* PROMPT:
Copy the data. Keep every character as given.

* DATA FOR REVIEW:
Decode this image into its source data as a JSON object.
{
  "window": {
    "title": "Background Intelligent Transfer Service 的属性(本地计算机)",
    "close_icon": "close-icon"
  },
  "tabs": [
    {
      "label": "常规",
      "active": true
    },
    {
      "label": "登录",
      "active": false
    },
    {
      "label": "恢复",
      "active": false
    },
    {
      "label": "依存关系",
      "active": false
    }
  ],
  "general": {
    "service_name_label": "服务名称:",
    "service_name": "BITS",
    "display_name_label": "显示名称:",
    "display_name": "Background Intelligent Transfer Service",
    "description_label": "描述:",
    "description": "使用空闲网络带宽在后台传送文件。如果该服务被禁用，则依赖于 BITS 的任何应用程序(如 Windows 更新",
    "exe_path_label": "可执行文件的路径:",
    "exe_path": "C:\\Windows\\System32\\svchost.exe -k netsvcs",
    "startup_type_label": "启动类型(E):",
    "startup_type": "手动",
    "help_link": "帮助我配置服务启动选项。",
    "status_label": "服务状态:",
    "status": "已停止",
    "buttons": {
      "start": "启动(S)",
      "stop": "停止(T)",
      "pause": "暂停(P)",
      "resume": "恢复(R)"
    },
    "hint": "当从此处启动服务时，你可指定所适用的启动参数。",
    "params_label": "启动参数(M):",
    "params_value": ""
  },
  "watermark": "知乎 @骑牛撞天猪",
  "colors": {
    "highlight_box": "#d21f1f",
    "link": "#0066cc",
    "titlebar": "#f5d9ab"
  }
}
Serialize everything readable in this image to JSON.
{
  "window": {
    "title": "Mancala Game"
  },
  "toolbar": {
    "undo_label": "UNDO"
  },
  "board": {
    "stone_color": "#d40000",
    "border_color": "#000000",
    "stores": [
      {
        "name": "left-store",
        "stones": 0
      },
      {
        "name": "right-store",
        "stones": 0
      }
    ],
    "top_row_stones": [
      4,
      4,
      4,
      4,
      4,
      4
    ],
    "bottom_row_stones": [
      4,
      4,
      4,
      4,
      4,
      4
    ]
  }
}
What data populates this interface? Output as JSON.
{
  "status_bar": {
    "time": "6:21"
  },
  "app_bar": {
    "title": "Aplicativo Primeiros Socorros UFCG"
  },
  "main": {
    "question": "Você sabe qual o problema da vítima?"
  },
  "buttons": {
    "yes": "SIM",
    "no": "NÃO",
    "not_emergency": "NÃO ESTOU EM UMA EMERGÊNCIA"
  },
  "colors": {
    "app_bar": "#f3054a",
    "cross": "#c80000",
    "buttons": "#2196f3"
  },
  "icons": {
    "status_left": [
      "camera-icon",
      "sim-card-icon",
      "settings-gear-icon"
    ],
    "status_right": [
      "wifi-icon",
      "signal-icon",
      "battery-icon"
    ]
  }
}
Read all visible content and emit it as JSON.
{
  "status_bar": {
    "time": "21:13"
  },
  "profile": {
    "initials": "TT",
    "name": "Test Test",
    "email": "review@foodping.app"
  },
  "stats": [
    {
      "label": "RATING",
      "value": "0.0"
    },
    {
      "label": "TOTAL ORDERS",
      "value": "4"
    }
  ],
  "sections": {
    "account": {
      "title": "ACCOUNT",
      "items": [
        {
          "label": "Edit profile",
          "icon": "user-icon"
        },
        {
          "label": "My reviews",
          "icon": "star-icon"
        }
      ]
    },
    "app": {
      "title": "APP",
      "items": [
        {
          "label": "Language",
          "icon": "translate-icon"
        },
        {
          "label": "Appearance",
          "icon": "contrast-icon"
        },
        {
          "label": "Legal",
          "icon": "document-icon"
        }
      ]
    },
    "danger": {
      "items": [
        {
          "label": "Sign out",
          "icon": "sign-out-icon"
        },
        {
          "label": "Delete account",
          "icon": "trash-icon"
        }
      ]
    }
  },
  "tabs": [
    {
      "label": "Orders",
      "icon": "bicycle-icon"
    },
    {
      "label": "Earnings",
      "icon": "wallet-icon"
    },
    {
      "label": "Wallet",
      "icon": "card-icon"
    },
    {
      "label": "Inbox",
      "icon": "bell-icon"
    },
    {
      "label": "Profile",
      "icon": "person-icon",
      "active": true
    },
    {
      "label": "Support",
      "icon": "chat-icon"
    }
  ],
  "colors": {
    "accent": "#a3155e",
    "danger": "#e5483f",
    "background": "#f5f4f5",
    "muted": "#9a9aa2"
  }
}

* WRITTEN RESPONSE:
Decode this image into its source data as a JSON object.
{
  "window": {
    "title": "Background Intelligent Transfer Service 的属性(本地计算机)",
    "close_icon": "close-icon"
  },
  "tabs": [
    {
      "label": "常规",
      "active": true
    },
    {
      "label": "登录",
      "active": false
    },
    {
      "label": "恢复",
      "active": false
    },
    {
      "label": "依存关系",
      "active": false
    }
  ],
  "general": {
    "service_name_label": "服务名称:",
    "service_name": "BITS",
    "display_name_label": "显示名称:",
    "display_name": "Background Intelligent Transfer Service",
    "description_label": "描述:",
    "description": "使用空闲网络带宽在后台传送文件。如果该服务被禁用，则依赖于 BITS 的任何应用程序(如 Windows 更新",
    "exe_path_label": "可执行文件的路径:",
    "exe_path": "C:\\Windows\\System32\\svchost.exe -k netsvcs",
    "startup_type_label": "启动类型(E):",
    "startup_type": "手动",
    "help_link": "帮助我配置服务启动选项。",
    "status_label": "服务状态:",
    "status": "已停止",
    "buttons": {
      "start": "启动(S)",
      "stop": "停止(T)",
      "pause": "暂停(P)",
      "resume": "恢复(R)"
    },
    "hint": "当从此处启动服务时，你可指定所适用的启动参数。",
    "params_label": "启动参数(M):",
    "params_value": ""
  },
  "watermark": "知乎 @骑牛撞天猪",
  "colors": {
    "highlight_box": "#d21f1f",
    "link": "#0066cc",
    "titlebar": "#f5d9ab"
  }
}
Serialize everything readable in this image to JSON.
{
  "window": {
    "title": "Mancala Game"
  },
  "toolbar": {
    "undo_label": "UNDO"
  },
  "board": {
    "stone_color": "#d40000",
    "border_color": "#000000",
    "stores": [
      {
        "name": "left-store",
        "stones": 0
      },
      {
        "name": "right-store",
        "stones": 0
      }
    ],
    "top_row_stones": [
      4,
      4,
      4,
      4,
      4,
      4
    ],
    "bottom_row_stones": [
      4,
      4,
      4,
      4,
      4,
      4
    ]
  }
}
What data populates this interface? Output as JSON.
{
  "status_bar": {
    "time": "6:21"
  },
  "app_bar": {
    "title": "Aplicativo Primeiros Socorros UFCG"
  },
  "main": {
    "question": "Você sabe qual o problema da vítima?"
  },
  "buttons": {
    "yes": "SIM",
    "no": "NÃO",
    "not_emergency": "NÃO ESTOU EM UMA EMERGÊNCIA"
  },
  "colors": {
    "app_bar": "#f3054a",
    "cross": "#c80000",
    "buttons": "#2196f3"
  },
  "icons": {
    "status_left": [
      "camera-icon",
      "sim-card-icon",
      "settings-gear-icon"
    ],
    "status_right": [
      "wifi-icon",
      "signal-icon",
      "battery-icon"
    ]
  }
}
Read all visible content and emit it as JSON.
{
  "status_bar": {
    "time": "21:13"
  },
  "profile": {
    "initials": "TT",
    "name": "Test Test",
    "email": "review@foodping.app"
  },
  "stats": [
    {
      "label": "RATING",
      "value": "0.0"
    },
    {
      "label": "TOTAL ORDERS",
      "value": "4"
    }
  ],
  "sections": {
    "account": {
      "title": "ACCOUNT",
      "items": [
        {
          "label": "Edit profile",
          "icon": "user-icon"
        },
        {
          "label": "My reviews",
          "icon": "star-icon"
        }
      ]
    },
    "app": {
      "title": "APP",
      "items": [
        {
          "label": "Language",
          "icon": "translate-icon"
        },
        {
          "label": "Appearance",
          "icon": "contrast-icon"
        },
        {
          "label": "Legal",
          "icon": "document-icon"
        }
      ]
    },
    "danger": {
      "items": [
        {
          "label": "Sign out",
          "icon": "sign-out-icon"
        },
        {
          "label": "Delete account",
          "icon": "trash-icon"
        }
      ]
    }
  },
  "tabs": [
    {
      "label": "Orders",
      "icon": "bicycle-icon"
    },
    {
      "label": "Earnings",
      "icon": "wallet-icon"
    },
    {
      "label": "Wallet",
      "icon": "card-icon"
    },
    {
      "label": "Inbox",
      "icon": "bell-icon"
    },
    {
      "label": "Profile",
      "icon": "person-icon",
      "active": true
    },
    {
      "label": "Support",
      "icon": "chat-icon"
    }
  ],
  "colors": {
    "accent": "#a3155e",
    "danger": "#e5483f",
    "background": "#f5f4f5",
    "muted": "#9a9aa2"
  }
}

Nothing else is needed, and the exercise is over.